The story of Cub YellowThis question comes up from time to time on the Cub Builders list, and most recently was given this answer by Magnus Lord, who notes that "the info comes, as usual, from Clyde Smith Jr and the Cub Clues Magazine."
Piper originally used nitrate dope for the J3. This is the darker, more orange shade that Piper called "Lock Haven Yellow". Some time after the war, when the supply of nitrate dope was dwindling, bids went out from Piper for a paint manufacturer to come up with a pigmented yellow butyrate dope that would as closely match the nitrate shade as possible.
None of the companies could match the Lock Haven Yellow exactly, but Randolph was the closest and thus was awarded the contract. This butyrate yellow was a little brighter and more a pure yellow and though Piper continued to refer to it as Lock Haven Yellow, Randolph dubbed it "Piper Cub J-3 Yellow".
So, all J3s up until the change of dope during 1946 was painted with the darker shade which Randolph refers to as "Lock Haven Yellow" (#M-9521), while the butyrate doped J3s and ALL PA-11, 15, 17, 18 and PA-20/22 aircraft were finished with the light butyrate, Randolph's "Piper Cub J-3 Yellow" (#F-6285).

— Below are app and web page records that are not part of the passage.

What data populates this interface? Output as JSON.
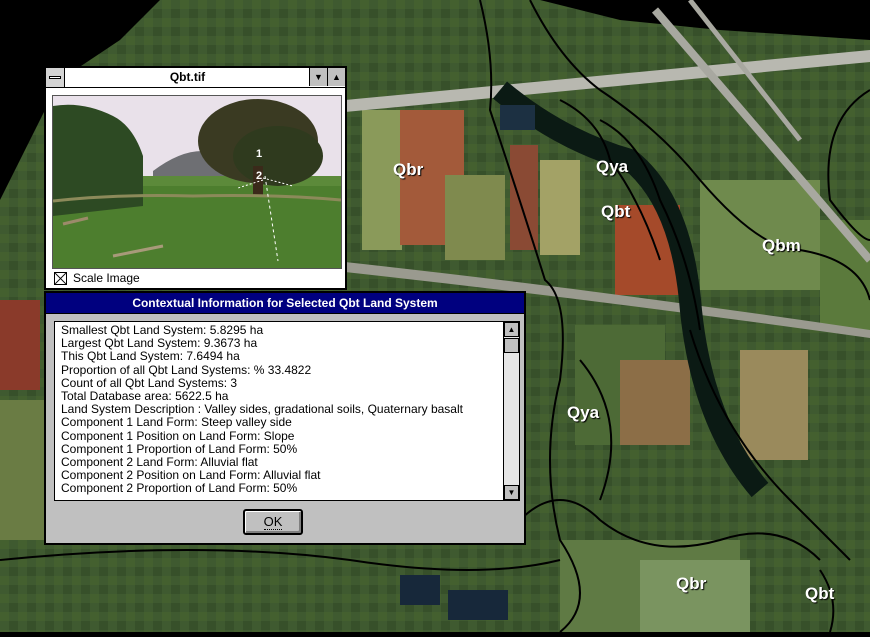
{
  "map": {
    "labels": [
      "Qbr",
      "Qya",
      "Qbt",
      "Qbm",
      "Qya",
      "Qbr",
      "Qbt"
    ]
  },
  "image_window": {
    "title": "Qbt.tif",
    "photo_marker_1": "1",
    "photo_marker_2": "2",
    "scale_checkbox_label": "Scale Image"
  },
  "dialog": {
    "title": "Contextual Information for Selected Qbt Land System",
    "lines": [
      "Smallest Qbt Land System:  5.8295 ha",
      "Largest Qbt Land System:  9.3673 ha",
      "This Qbt Land System:  7.6494 ha",
      "Proportion of all Qbt Land Systems: % 33.4822",
      "Count of all Qbt Land Systems: 3",
      "Total Database area: 5622.5 ha",
      "Land System Description : Valley sides, gradational soils, Quaternary basalt",
      "Component 1 Land Form: Steep valley side",
      "Component 1 Position on Land Form: Slope",
      "Component 1 Proportion of Land Form:  50%",
      "Component 2 Land Form: Alluvial flat",
      "Component 2 Position on Land Form: Alluvial flat",
      "Component 2 Proportion of Land Form:  50%"
    ],
    "ok_label": "OK"
  }
}
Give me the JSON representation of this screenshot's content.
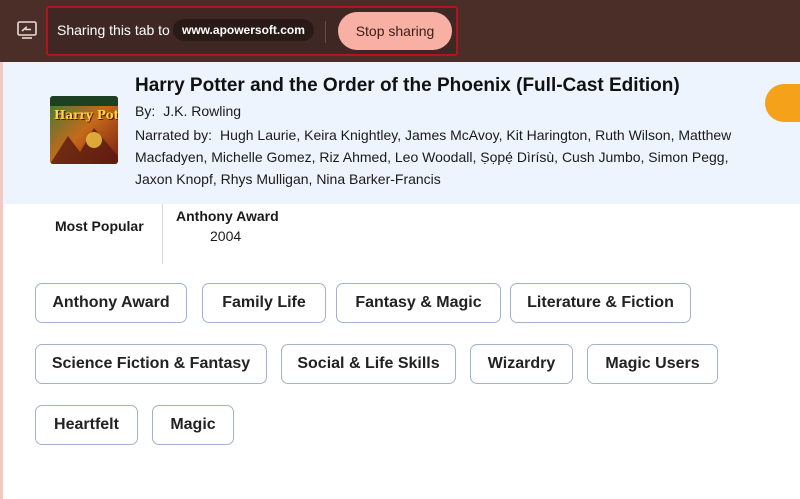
{
  "sharing_bar": {
    "message": "Sharing this tab to",
    "domain": "www.apowersoft.com",
    "stop_label": "Stop sharing",
    "colors": {
      "bar": "#4b2e28",
      "stop_button": "#f7b0a3",
      "highlight_border": "#b3141d"
    },
    "icon": "screen-share-icon"
  },
  "book": {
    "title": "Harry Potter and the Order of the Phoenix (Full-Cast Edition)",
    "by_label": "By:",
    "author": "J.K. Rowling",
    "narrated_label": "Narrated by:",
    "narrators_text": "Hugh Laurie, Keira Knightley, James McAvoy, Kit Harington, Ruth Wilson, Matthew Macfadyen, Michelle Gomez, Riz Ahmed, Leo Woodall, Ṣọpẹ́ Dìrísù, Cush Jumbo, Simon Pegg, Jaxon Knopf, Rhys Mulligan, Nina Barker-Francis",
    "cover_text": "Harry Potter",
    "accent_color": "#f5a21a"
  },
  "stats": {
    "most_popular_label": "Most Popular",
    "award_name": "Anthony Award",
    "award_year": "2004"
  },
  "tags": [
    "Anthony Award",
    "Family Life",
    "Fantasy & Magic",
    "Literature & Fiction",
    "Science Fiction & Fantasy",
    "Social & Life Skills",
    "Wizardry",
    "Magic Users",
    "Heartfelt",
    "Magic"
  ]
}
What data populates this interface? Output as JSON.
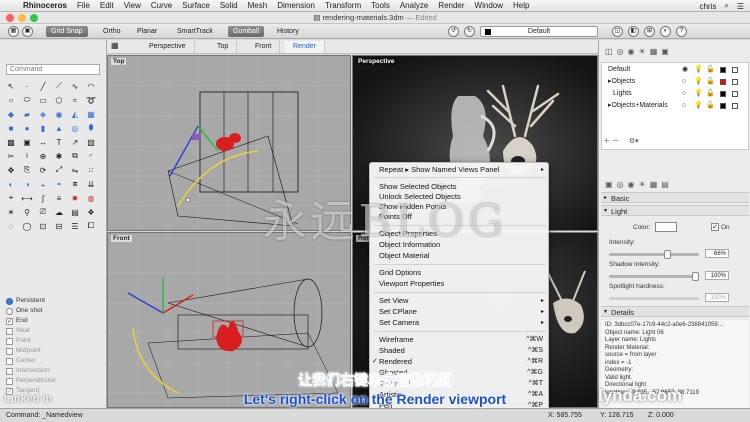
{
  "menubar": {
    "app": "Rhinoceros",
    "items": [
      "File",
      "Edit",
      "View",
      "Curve",
      "Surface",
      "Solid",
      "Mesh",
      "Dimension",
      "Transform",
      "Tools",
      "Analyze",
      "Render",
      "Window",
      "Help"
    ],
    "user": "chris"
  },
  "window": {
    "title": "rendering-materials.3dm",
    "state": "— Edited"
  },
  "toolbar": {
    "grid_snap": "Grid Snap",
    "ortho": "Ortho",
    "planar": "Planar",
    "smarttrack": "SmartTrack",
    "gumball": "Gumball",
    "history": "History",
    "layer": "Default"
  },
  "viewport_tabs": [
    "Perspective",
    "Top",
    "Front",
    "Render"
  ],
  "viewports": {
    "top": "Top",
    "perspective": "Perspective",
    "front": "Front",
    "render": "Render"
  },
  "command": {
    "placeholder": "Command"
  },
  "osnap": {
    "persistent": "Persistent",
    "one_shot": "One shot",
    "items": [
      "End",
      "Near",
      "Point",
      "Midpoint",
      "Center",
      "Intersection",
      "Perpendicular",
      "Tangent"
    ]
  },
  "context_menu": {
    "repeat": "Repeat",
    "repeat_cmd": "Show Named Views Panel",
    "show_selected": "Show Selected Objects",
    "unlock_selected": "Unlock Selected Objects",
    "show_hidden_points": "Show Hidden Points",
    "points_off": "Points Off",
    "object_properties": "Object Properties",
    "object_information": "Object Information",
    "object_material": "Object Material",
    "grid_options": "Grid Options",
    "viewport_properties": "Viewport Properties",
    "set_view": "Set View",
    "set_cplane": "Set CPlane",
    "set_camera": "Set Camera",
    "wireframe": "Wireframe",
    "wireframe_sc": "^⌘W",
    "shaded": "Shaded",
    "shaded_sc": "^⌘S",
    "rendered": "Rendered",
    "rendered_sc": "^⌘R",
    "ghosted": "Ghosted",
    "ghosted_sc": "^⌘G",
    "technical": "Technical",
    "technical_sc": "^⌘T",
    "artistic": "Artistic",
    "artistic_sc": "^⌘A",
    "pen": "Pen",
    "pen_sc": "^⌘P"
  },
  "layers": [
    {
      "name": "Default",
      "color": "#000000"
    },
    {
      "name": "Objects",
      "color": "#ff0000"
    },
    {
      "name": "Lights",
      "color": "#000000"
    },
    {
      "name": "Objects+Materials",
      "color": "#000000"
    }
  ],
  "properties": {
    "basic": "Basic",
    "light": "Light",
    "color_label": "Color:",
    "on_label": "On",
    "intensity_label": "Intensity:",
    "intensity_value": "66%",
    "intensity_level": 0.66,
    "shadow_label": "Shadow intensity:",
    "shadow_value": "100%",
    "shadow_level": 1.0,
    "spotlight_label": "Spotlight hardness:",
    "spotlight_value": "100%",
    "details": "Details",
    "detail_lines": [
      "ID: 3dbcc07e-17c9-44c2-a0e6-238841059…",
      "Object name: Light 06",
      "Layer name: Lights",
      "Render Material:",
      "  source = from layer",
      "  index = -1",
      "Geometry:",
      "  Valid light.",
      "  Directional light",
      "  location: 59.935, -57.9652, 38.7119"
    ]
  },
  "status": {
    "command": "Command: _Namedview",
    "x": "X: 585.755",
    "y": "Y: 128.715",
    "z": "Z: 0.000"
  },
  "overlay": {
    "watermark": "永远BLOG",
    "subtitle_cn": "让我们右键单击渲染视图",
    "subtitle_en": "Let's right-click on the Render viewport",
    "lynda": "lynda.com",
    "linkedin": "Linked in"
  }
}
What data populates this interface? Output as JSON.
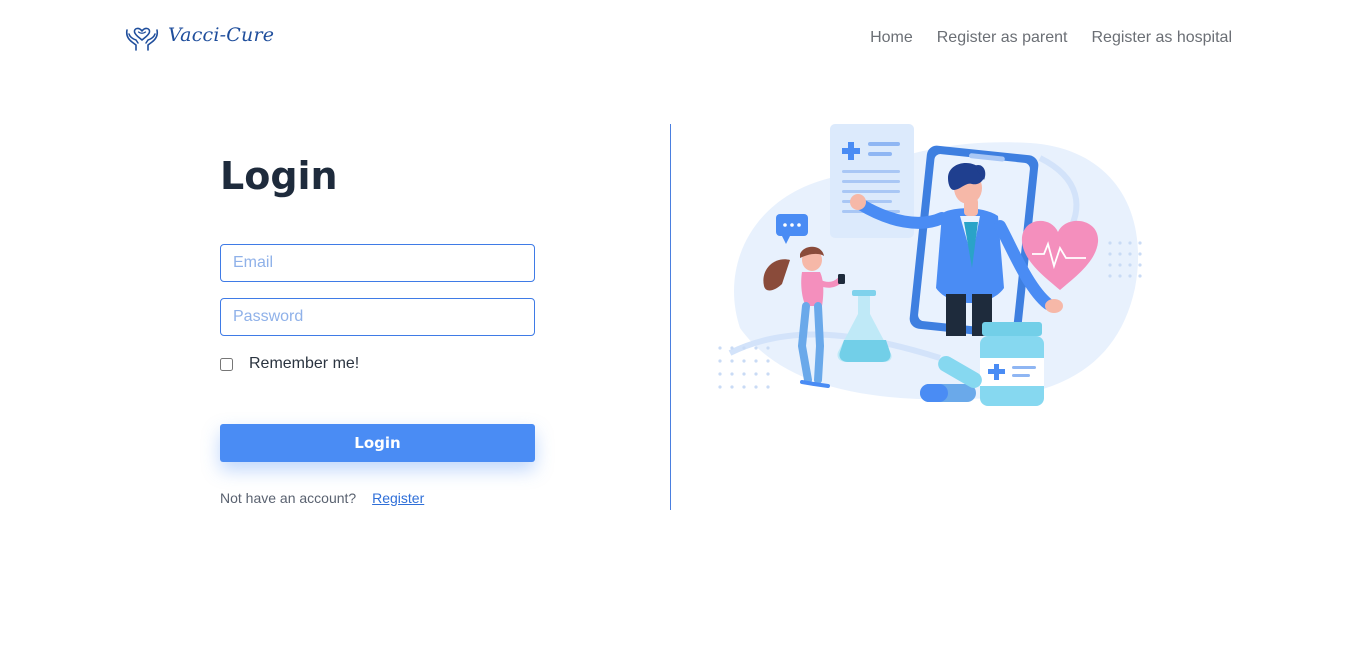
{
  "header": {
    "brand_name": "Vacci-Cure",
    "brand_icon": "hands-heart-icon",
    "nav": [
      {
        "label": "Home"
      },
      {
        "label": "Register as parent"
      },
      {
        "label": "Register as hospital"
      }
    ]
  },
  "login": {
    "title": "Login",
    "email_placeholder": "Email",
    "email_value": "",
    "password_placeholder": "Password",
    "password_value": "",
    "remember_label": "Remember me!",
    "remember_checked": false,
    "submit_label": "Login",
    "no_account_text": "Not have an account?",
    "register_link": "Register"
  },
  "illustration": {
    "description_icon": "doctor-telemedicine-illustration"
  },
  "colors": {
    "accent": "#4a8cf4",
    "brand": "#1f4e9c",
    "border": "#3f7be6",
    "divider": "#4a7fe0"
  }
}
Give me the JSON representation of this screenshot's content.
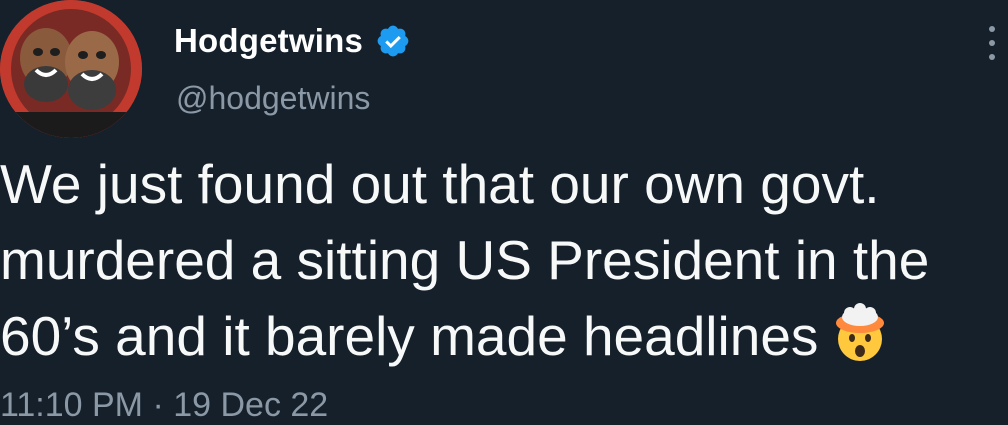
{
  "author": {
    "display_name": "Hodgetwins",
    "handle": "@hodgetwins",
    "verified_icon": "verified-badge-icon",
    "avatar_icon": "profile-photo"
  },
  "tweet": {
    "lines": [
      "We just found out that our own govt.",
      "murdered a sitting US President in the",
      "60’s and it barely made headlines"
    ],
    "emoji": "exploding-head-emoji"
  },
  "meta": {
    "timestamp": "11:10 PM · 19 Dec 22"
  },
  "colors": {
    "background": "#15202b",
    "text": "#f7f9f9",
    "secondary": "#8b98a5",
    "verified": "#1d9bf0"
  }
}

A nice detail: After changing to butyrate dope, Piper couldn't use dope for the boot cowl. The boot cowl had to be painted with enamel, and that is why the butyrate doped J3s (especially from Ponca City, Oklahoma) had a shorter black lightning bolt, ending (starting) behind the boot cowl.